- Rakotonarivo, O. Sarobidy, Bredahl Jacobsen, Jette, Poudyal, Mahesh, Rasoamanana, Alexandra, Hockley, Neal
- Land use policy 2018 v.70 pp. 71-83
- attitudes and opinions, conservation areas, forests, income, interviews, issues and policy, livelihood, models, opportunity costs, people, property rights, viability, willingness to pay, Madagascar

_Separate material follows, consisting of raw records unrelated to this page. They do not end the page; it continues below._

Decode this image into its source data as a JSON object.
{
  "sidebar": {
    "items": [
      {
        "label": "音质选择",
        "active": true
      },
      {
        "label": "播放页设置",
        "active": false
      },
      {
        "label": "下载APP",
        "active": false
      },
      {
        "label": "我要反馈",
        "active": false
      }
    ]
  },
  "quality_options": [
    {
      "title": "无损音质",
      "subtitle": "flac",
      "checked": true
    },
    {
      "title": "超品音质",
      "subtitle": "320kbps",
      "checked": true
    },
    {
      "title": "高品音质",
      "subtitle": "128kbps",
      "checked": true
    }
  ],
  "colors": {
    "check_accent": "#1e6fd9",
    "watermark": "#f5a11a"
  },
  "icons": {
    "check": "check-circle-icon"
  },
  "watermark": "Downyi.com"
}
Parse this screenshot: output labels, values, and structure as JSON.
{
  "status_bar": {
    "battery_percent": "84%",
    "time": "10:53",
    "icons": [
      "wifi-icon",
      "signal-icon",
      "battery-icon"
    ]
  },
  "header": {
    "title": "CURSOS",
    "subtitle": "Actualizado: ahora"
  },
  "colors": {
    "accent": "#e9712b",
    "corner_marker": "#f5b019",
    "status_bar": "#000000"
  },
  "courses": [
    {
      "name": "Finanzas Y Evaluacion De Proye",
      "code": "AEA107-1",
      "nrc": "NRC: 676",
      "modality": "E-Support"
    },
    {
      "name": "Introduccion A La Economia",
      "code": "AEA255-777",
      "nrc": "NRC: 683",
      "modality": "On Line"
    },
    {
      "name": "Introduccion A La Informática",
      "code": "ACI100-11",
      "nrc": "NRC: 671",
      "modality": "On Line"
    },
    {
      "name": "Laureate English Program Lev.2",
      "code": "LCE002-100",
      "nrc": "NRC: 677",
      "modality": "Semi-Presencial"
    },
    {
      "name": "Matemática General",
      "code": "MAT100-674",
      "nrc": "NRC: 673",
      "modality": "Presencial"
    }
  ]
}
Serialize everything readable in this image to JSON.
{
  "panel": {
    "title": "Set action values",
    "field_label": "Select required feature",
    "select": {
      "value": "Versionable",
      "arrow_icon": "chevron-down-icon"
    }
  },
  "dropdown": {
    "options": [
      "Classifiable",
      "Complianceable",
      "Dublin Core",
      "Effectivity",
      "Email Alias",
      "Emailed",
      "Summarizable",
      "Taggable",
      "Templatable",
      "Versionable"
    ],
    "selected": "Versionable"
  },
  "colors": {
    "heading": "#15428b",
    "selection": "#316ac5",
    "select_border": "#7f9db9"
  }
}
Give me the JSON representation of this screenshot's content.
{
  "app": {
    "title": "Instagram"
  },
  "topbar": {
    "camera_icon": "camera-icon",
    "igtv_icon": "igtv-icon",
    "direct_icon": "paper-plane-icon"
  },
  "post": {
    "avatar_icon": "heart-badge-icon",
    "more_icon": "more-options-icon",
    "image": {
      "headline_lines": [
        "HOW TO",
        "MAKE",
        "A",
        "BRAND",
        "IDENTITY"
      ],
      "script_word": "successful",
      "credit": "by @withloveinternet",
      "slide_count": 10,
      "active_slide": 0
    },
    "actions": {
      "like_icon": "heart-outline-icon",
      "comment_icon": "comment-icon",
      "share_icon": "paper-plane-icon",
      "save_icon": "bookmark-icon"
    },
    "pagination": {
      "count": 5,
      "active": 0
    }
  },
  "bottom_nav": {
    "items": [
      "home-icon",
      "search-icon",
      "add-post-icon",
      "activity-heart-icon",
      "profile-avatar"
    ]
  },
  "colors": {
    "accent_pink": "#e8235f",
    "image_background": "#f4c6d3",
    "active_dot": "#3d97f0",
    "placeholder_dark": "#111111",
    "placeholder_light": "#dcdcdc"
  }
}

- Where rights over natural resources are contested, the effectiveness of conservation may be undermined and it can be difficult to estimate the welfare impacts of conservation restrictions on local people. In particular, researchers face the dilemma of estimating respondents’ Willingness To Pay (WTP) for rights to resources, or their Willingness To Accept (WTA) compensation for foregoing these rights. We conducted a discrete choice experiment with respondents living next to a new protected area in Madagascar, using a split-sample design to administer both WTP and WTA formats, followed by debriefing interviews. We first examined the differences in response patterns to the formats and their performance in our study context. We also used the two formats to elicit respondents’ attitudes to conservation restrictions and property rights over forestlands. We found that the format affected the relative importance of different attributes: WTA respondents strongly favoured livelihood projects and secure tenure whereas neither attributes were significant for WTP respondents. The WTA format outperformed WTP format on three validity criteria: it was perceived to be more plausible and consequential; led to fewer protest responses; and was more appropriate given very low incomes. Seventy-three percent of respondents did not accept the legitimacy of state protection and strongly aspired to secure forest tenure. The use of a WTP format may thus be inappropriate even if respondents do not hold formal rights over resources. We conclude that estimating the opportunity costs of stopping de jure illegal activities is difficult and coercive conservation lacks procedural legitimacy and may not achieve full compensations. Our findings question the viability of the current conservation model and highlight the importance to conservation policy of locally legitimate property rights over forestlands.